As of late, I've greatly enjoyed thinking about my spells from this semi-RPing perspective. I tend to spend a lot of time thinking about my spells as pure mechanics. They are piles of numbers representing casting time, base damage, damage modifiers, and so on. But they do have names, icons, and fancy animations. Rain of fire isn't just an area of effect spell which is channeled over 10 seconds and deals 2-3k non crit damage to every enemy in a 15-yard radius every 2 seconds. It's fucking FIREBALLS falling out of the SKY. So lets dive in shall we?
Haunt, as has been made clear in this blog before, is one of my favorite new spells. Based on the fact that it's called haunt, and the way it makes my dots hurt the target more, as well as how it returns to me when it's done, I like to think of haunt as a 'controlled release' of one of the souls imprisoned in my soul shards. My warlock imbues a shadow bolt with this soul, and launches it at the victim. The tormented soul then haunts the body of my target, exacerbating any debilitating ailments their host has, as some kind of blind revenge for their own suffering. They are then forcefully drawn back to me, unwillingly healing their own tormentor.
Corruption corrupts. It rots away the insides of my victims. Premature decomposition--a necrosis, if you will, of the intestines and stomach and so forth. Those afflicted by this spell frequently gush forth liters of bloody vomit--as is depicted on the spell's icon.
Curse of Agony doesn't actually cause any physical damage to the target. It is rather, an affliction of the mind. Over the duration of the spell, it causes the victim to feel exceedingly severe sharp pains, every second or so. The agony the afflicted suffers becomes still more painful with each burst of pain, mounting one on top of another until even the most stoic of warriors is left in the fetal position, weeping.

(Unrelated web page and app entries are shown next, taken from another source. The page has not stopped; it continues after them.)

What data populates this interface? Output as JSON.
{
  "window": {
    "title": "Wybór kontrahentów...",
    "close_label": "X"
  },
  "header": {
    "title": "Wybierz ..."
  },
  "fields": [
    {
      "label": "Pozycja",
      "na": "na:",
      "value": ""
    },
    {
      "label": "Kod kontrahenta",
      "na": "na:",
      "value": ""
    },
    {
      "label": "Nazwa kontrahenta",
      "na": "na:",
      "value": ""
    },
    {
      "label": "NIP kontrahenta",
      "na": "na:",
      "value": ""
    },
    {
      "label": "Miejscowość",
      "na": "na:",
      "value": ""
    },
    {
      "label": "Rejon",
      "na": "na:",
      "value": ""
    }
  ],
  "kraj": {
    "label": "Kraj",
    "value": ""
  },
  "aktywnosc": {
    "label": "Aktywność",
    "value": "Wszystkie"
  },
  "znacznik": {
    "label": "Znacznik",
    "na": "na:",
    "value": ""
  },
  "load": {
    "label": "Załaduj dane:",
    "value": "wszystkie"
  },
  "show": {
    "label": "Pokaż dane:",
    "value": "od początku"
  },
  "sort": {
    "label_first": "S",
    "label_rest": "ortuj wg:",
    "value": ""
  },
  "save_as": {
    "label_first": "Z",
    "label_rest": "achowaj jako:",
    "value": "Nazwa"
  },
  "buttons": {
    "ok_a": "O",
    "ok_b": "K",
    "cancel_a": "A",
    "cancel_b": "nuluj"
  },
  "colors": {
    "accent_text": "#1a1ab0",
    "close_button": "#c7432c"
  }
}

A soul stone is like a temporary phylactery that can be applied to a living person. I drain the lucky target's soul from their body, and place it in the soul stone, and I replace their soul with one of the souls imprisoned in my soul shards. Given as the soul-sharded soul is bound to my will, I can allow the soul of my friend to remain in command of their body, despite no longer inhabiting it. After the spell runs out, or the body dies, the imprisoned soul--having done his duty--is set free to return to the afterlife, and the Soul Stone crumbles, forcing my friend's soul to return to their body.
Long before I started playing WoW, I created something called a Blood Mage for Dungeons and Dragons. The idea was that it was a constitution based caster class (constitution being the equivalent of stamina) who took damage every time they cast spells--the more powerful the spell, the more damage they would take. In character, the Blood Mage carried knives, and made cuts on their body. Their own blood then became the reagent for the spell they would cast--and they could keep casting for as long as they had health. Given that bit of history, my masochistic interpretation of Life Tap should come as no surprise. I don't figure life tap is actually a cutting-upon-one's-self thing though, rather I think it's just an immense physical pain--similar to what curse of agony causes--and that suffering is converted into mana.

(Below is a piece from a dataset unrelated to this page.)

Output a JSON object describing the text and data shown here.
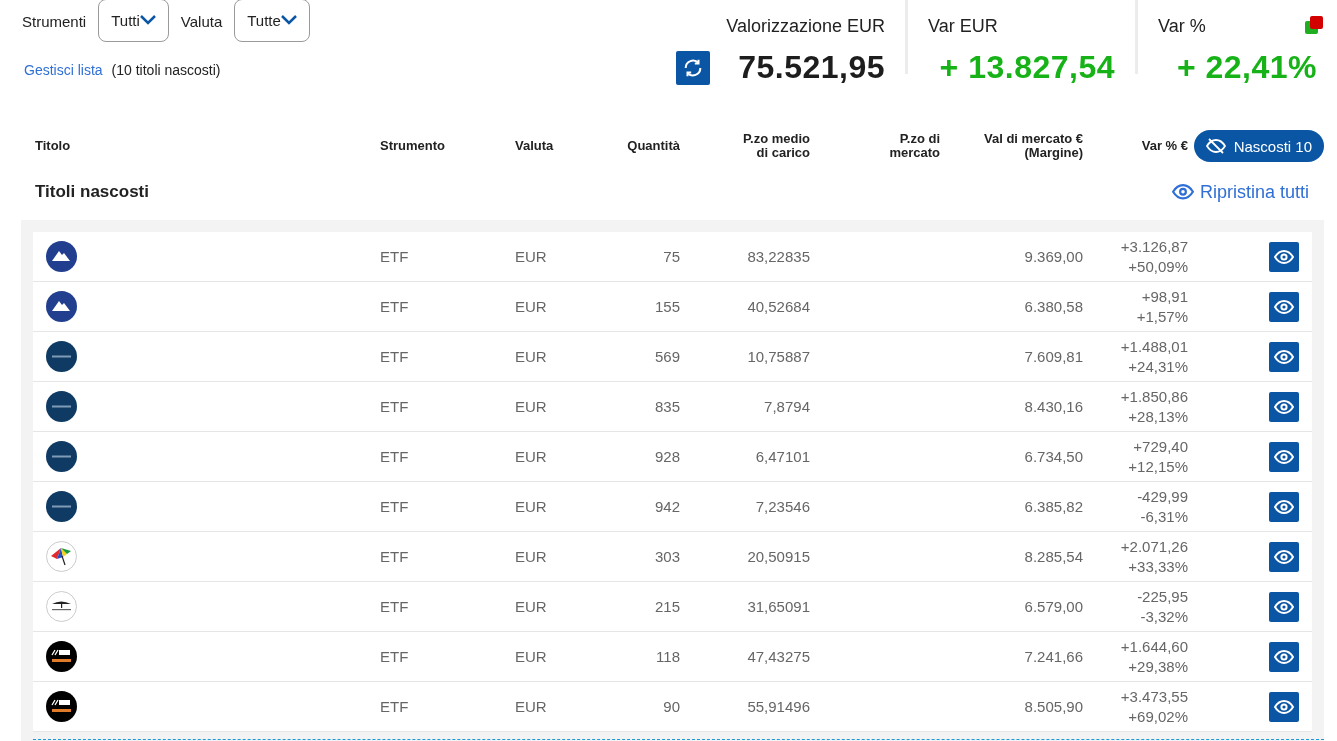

Damn...writing this post makes me feel like a bad person. Sentai Grehsk is a nice guy! Honest! He's all about peace and love, and he only fights when he believes the cause of world peace will be served by it. Arnoux is pretty mean though...Astien too. They'd be perfectly okay with how horrible these spells are. >:D